MP Chris Huhne's partner Carina Trimingham has launched a bid to appeal against a High Court judge's rejection of her privacy and harassment claim against Associated Newspapers.
Her lawyer Charlotte Harris, a partner with law firm Mishcon de Reya, confirmed today that Trimingham's legal team had filed an application for permission to appeal to the Court of Appeal.
The case is listed to be dealt with at some time between mid August and late October.
Carina Trimingham has launched a bid to appeal her lost privacy case
Trimingham sued Associated Newspapers over a series of stories in the Daily Mail, claiming they amounted to a breach of her right to privacy and harassment under the Protection from Harassment Act.
Her affair with Huhne, the former secretary of state for energy and climate change, became public in June 2010 and he left his wife of 26 years.
Trimingham, a 44-year-old PR adviser, sought compensation and an injunction over 65 "highly unpleasant and hurtful" articles which had appeared since then.
Her lawyers told Mr Justice Tugendhat at the High Court that articles in the Daily Mail constituted a "cataclysmic interference" with her private life.
Associated Newspapers argued that there was an important public interest in the stories.
Mr Justice Tugendhat rejected Trimingham's claim, saying she was not the "purely private figure she claims to be", and that her "reasonable expectation of privacy has become limited" because of both her relationship with Huhne and what she herself had disclosed in the past.
Trimingham is appealing on a number of grounds.
It is claimed that Mr Justice Tugendhat failed properly to interpret numerous references in the stories to Trimingham's sexuality as pejorative, was mistaken in concluding that such references would not have distressed her, and wrongly emphasised the issue of whether she was a robust character in the context of her dealings with the press and media.
The judge is also said to have given "excessive deference" to Associated Newspapers' view of "its right to publish unpleasant, pejorative and/or irrelevant references to Ms Trimingham's sexuality".
It is also said that he "erred fundamentally" by appearing to take the view that someone who was not the main subject of a newspaper article could not claim to have been targeted by the reporting.
On the issue of the claim for misuse of private information, it is argued that the judge was wrong to hold that Ms Trimingham was not herself a private individual because of her work and relationship with Mr Huhne.
Mr Justice Tugendhat's judgment, it is argued, appears to suggest that anyone who works in contact with the media, public figures or political campaigns cannot be regarded as a private individual even if he or she is effectively unknown to the public, has no personal public profile and has deliberately chosen to remain in the background.
It is also argued that the judge confused Huhne's status as a public figure with Trimingham's position, and that his public status should not have reduced her right to privacy in relation to her sexual past, which was unrelated to her relationship with him.
Mr Justice Tugendhat is also argued to have been mistaken in dealing with the issue of whether Trimingham had a reasonable expectation of privacy in relation to her private information, and whether there was nonetheless a sufficient public interest to justify its publication.
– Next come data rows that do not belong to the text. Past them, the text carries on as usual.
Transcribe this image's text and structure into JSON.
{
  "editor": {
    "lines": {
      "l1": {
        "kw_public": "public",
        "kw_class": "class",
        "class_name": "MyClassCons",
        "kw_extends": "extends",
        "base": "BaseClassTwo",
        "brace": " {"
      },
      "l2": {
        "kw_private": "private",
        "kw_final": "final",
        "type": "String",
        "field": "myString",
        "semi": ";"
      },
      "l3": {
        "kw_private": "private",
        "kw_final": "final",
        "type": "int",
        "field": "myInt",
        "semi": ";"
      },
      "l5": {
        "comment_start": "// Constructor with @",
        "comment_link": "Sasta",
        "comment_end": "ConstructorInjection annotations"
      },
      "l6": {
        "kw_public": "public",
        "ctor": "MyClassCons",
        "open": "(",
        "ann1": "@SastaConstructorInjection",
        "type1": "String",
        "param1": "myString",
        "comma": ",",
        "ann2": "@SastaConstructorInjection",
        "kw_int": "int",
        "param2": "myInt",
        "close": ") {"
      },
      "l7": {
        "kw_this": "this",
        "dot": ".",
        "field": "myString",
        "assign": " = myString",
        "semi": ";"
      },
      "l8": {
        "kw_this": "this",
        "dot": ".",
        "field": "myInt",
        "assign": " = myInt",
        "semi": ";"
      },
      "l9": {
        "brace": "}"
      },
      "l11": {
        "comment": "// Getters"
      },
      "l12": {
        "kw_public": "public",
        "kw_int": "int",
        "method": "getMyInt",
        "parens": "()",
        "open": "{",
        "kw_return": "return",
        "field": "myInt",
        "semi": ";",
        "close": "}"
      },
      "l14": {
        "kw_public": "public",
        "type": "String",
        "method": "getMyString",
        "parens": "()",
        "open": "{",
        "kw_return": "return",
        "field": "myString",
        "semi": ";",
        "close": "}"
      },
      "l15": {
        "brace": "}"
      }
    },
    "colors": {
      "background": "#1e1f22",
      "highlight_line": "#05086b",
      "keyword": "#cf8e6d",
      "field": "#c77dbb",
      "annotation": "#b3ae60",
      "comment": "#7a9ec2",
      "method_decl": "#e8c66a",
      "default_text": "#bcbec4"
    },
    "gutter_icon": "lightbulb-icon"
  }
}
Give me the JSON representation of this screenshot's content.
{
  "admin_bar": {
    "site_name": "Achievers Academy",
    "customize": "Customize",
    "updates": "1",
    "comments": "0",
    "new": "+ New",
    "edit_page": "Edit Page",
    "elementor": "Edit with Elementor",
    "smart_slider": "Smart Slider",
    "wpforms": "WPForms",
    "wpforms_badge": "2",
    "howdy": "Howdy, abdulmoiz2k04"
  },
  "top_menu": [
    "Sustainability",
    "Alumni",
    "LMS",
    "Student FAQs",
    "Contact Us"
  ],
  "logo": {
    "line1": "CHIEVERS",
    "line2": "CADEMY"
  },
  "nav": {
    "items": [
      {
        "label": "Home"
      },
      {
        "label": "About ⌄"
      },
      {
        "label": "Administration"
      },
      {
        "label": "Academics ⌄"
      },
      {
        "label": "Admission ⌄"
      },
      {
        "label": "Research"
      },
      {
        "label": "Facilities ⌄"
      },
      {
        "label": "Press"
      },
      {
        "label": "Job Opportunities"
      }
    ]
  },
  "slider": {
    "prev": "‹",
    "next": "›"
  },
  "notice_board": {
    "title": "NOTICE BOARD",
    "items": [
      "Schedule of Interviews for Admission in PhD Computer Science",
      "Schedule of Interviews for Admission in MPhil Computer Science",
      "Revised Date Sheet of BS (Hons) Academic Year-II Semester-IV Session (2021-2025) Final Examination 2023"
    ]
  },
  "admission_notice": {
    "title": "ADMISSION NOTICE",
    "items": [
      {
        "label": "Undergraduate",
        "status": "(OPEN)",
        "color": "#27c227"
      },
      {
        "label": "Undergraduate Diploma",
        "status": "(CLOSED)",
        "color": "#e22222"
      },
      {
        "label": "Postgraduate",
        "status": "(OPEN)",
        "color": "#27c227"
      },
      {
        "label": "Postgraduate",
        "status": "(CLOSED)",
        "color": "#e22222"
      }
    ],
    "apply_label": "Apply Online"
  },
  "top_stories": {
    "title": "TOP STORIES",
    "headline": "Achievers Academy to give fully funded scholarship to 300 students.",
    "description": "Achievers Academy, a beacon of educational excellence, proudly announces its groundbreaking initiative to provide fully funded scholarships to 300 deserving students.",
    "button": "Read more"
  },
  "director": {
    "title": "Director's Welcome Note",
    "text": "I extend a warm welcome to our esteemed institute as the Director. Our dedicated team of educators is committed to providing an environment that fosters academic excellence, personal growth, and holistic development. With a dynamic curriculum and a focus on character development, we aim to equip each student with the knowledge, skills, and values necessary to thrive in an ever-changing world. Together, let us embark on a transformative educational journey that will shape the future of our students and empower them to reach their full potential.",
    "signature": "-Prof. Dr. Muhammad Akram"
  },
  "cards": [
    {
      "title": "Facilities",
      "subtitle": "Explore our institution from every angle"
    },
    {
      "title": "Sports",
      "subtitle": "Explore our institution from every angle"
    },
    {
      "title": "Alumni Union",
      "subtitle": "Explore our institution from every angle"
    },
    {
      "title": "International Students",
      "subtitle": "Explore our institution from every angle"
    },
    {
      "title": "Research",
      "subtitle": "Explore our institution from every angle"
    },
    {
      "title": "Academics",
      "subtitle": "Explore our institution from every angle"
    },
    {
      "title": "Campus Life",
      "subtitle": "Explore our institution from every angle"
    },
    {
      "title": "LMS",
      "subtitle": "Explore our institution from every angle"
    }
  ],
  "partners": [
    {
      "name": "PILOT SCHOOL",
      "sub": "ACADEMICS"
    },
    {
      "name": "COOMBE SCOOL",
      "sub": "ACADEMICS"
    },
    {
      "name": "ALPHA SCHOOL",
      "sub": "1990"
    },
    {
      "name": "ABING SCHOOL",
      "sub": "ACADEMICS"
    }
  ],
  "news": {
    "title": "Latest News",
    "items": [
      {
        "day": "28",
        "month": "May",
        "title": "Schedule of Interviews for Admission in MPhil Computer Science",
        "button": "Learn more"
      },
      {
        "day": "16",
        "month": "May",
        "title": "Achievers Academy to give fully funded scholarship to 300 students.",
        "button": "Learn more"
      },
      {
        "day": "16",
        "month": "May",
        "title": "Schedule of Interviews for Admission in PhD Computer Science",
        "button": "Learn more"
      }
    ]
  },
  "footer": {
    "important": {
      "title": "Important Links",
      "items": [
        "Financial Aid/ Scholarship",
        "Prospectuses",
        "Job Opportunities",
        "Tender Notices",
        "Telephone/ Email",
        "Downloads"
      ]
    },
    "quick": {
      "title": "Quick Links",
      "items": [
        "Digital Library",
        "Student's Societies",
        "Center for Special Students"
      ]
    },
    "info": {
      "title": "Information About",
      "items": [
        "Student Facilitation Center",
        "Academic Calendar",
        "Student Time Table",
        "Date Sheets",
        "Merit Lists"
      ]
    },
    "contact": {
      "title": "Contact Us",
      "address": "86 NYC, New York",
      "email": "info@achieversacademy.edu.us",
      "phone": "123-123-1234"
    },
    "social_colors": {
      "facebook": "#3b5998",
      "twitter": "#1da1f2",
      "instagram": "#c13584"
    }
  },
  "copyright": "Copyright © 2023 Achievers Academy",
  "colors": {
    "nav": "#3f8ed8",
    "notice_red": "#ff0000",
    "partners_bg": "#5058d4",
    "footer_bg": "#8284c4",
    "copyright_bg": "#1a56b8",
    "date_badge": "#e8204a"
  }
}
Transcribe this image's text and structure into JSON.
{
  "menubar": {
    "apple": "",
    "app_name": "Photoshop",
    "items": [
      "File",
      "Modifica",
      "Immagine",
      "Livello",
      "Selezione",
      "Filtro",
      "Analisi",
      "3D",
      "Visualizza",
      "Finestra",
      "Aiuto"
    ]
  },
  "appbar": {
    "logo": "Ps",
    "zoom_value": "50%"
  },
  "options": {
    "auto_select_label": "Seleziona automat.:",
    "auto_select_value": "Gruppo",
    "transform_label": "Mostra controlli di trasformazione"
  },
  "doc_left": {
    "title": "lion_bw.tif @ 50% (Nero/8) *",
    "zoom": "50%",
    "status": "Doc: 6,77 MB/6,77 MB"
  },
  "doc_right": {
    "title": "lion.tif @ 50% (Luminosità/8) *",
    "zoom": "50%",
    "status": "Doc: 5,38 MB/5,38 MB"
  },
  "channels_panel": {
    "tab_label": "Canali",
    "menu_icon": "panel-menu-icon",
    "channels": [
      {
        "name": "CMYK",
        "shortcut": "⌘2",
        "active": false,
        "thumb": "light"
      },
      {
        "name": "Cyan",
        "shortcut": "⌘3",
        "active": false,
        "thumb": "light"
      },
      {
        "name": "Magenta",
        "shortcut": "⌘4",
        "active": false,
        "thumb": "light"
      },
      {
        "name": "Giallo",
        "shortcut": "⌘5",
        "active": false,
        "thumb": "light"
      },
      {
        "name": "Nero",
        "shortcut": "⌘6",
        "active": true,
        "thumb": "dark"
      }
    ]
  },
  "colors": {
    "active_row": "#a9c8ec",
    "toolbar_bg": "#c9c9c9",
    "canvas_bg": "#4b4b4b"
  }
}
After she lost her case in May Triningham said in a statement outside the High Court the jugement could become a "blueprint for bullies and bigots."
"I am very concerned that this judgment may become a blueprint for bullies and bigots. I intend to appeal."